In Madagascar, the World Bank provided an additional $35 million financing to support drought affected households in the Southern region. The additional funds will provide cash transfers, livelihood recovery grants and nutrition services to about 320,000 extreme poor people in the most drought-affected districts of the regions of Androy and Anosy. Cash payments are made to the female head of the household and will be linked to school attendance of children over the medium term.
In Malawi, the response is two-pronged: With $70 million additional financing for the Strengthening Safety Nets Systems Project, cash transfers will be provided to 100,000 more households in nine additional districts. Short-term employment through public works for 900,000 households will also be provided. The project includes funding for livelihood and skills development, supporting early recovery of affected households. In addition, $20 million will also supplement the Malawi Drought Recovery and Resilience Project, supporting recovery through agriculture, irrigation, water resources and water supply interventions.
In Mozambique, the response is also two-pronged: An additional $10 million funding to the Social Protection Project will provide cash transfers to about 200,000 people in districts affected by drought. An additional $20 million from the Bank’s Fund for the Poorest (IDA) is used to scale up the Emergency Resilient Recovery Project, strengthening water management and infrastructure (dams, rehabilitation and expansion of water supply systems and boreholes).
Important trends visible in disaster response
First, cash transfers have become a major mode of delivery for disaster response in many countries, thanks to the governments’ progress in establishing the mechanisms for basic social safety nets.
Second, the institutions implementing social safety net programs are now able to adapt their operations to respond quickly to the most urgent needs of the disaster-affected population through cash transfers. For example, in Madagascar, the Intervention Fund for Development (FID) was able to deliver cash transfers within five months. As systems improve and become more efficient, payments will become faster which is crucial in emergencies. Governments are able to respond quickly in times of crises due in most part to the targeting and payment systems, national beneficiary registries and grievance mechanisms set up when cash transfers programs were established.
Third, cash transfer programs are designed – even in an emergency – to provide complementary support through, for example, livelihood recovery activities or community nutrition services to disaster-affected families and communities. In fact, cash transfer programs are increasingly used as a platform to connect disaster response with early recovery and development activities, thus helping families in the medium-term to work towards a sustainable recovery.
Fourth, cash transfer programs provide a feasible alternative to food aid in an overwhelming majority of countries where markets are functioning sufficiently.

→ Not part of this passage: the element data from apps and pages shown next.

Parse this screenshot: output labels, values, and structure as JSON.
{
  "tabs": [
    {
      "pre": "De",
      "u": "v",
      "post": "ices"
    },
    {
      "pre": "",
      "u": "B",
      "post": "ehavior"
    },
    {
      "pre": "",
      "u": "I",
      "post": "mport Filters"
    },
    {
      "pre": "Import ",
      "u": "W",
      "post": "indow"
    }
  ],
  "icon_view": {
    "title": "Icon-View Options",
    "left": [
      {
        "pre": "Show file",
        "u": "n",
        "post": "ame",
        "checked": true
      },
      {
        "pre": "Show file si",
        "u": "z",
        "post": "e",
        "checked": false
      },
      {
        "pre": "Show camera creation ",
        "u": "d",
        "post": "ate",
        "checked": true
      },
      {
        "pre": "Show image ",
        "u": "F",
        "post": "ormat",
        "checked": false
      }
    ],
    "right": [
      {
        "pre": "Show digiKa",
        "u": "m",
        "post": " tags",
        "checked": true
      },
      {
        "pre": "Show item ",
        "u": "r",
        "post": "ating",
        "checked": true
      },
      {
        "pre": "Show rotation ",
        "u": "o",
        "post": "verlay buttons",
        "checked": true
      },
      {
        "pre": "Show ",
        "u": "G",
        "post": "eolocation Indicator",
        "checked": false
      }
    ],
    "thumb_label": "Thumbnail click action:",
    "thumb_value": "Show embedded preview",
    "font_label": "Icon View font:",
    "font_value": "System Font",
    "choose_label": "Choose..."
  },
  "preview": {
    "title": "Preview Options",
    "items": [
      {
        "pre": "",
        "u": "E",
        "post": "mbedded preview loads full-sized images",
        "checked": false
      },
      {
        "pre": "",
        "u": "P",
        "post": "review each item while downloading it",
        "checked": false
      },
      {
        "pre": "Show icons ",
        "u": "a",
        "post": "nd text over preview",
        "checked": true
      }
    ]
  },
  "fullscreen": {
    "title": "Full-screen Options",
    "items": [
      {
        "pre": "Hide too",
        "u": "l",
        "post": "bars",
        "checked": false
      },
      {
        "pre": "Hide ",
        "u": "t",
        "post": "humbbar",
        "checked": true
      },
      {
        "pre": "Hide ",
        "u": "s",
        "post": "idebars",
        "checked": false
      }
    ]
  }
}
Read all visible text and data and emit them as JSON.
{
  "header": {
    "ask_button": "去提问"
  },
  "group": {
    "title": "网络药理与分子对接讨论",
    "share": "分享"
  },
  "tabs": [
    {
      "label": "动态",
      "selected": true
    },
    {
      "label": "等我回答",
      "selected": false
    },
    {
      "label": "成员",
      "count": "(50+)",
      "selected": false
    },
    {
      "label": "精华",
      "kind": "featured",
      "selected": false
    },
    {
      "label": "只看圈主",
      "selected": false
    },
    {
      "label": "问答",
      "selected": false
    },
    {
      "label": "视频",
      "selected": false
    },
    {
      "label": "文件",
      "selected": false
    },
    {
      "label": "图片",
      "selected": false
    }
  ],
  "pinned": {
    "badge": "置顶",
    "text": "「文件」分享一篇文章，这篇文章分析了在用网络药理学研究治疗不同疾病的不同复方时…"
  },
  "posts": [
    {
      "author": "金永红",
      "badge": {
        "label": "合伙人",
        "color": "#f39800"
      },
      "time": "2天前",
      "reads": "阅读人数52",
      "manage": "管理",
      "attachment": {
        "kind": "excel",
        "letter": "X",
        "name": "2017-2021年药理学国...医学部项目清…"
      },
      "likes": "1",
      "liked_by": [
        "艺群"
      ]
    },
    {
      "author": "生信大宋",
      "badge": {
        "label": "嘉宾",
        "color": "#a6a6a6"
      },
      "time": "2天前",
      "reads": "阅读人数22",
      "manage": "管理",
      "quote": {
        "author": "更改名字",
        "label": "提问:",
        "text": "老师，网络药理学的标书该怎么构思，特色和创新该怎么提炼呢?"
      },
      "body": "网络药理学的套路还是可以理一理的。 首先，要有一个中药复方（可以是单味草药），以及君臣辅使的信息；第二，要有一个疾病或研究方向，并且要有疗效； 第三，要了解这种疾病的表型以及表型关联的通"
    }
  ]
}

That is why many emergency response agencies such as the World Food Program and humanitarian NGOs increasingly deliver assistance to families in need through cash (or vouchers) instead of food rations. However, this creates new challenges for governments in terms of coordination, harmonization of approaches and accountability that will need to be addressed effectively.
In Ambovombe, as the lively inauguration of the first payments to 8,000 families comes to an end, the combination of natural rain and cash will hopefully help families reestablish their lives, their livelihoods and their confidence in the government’s willingness and ability to support them in a desperate situation.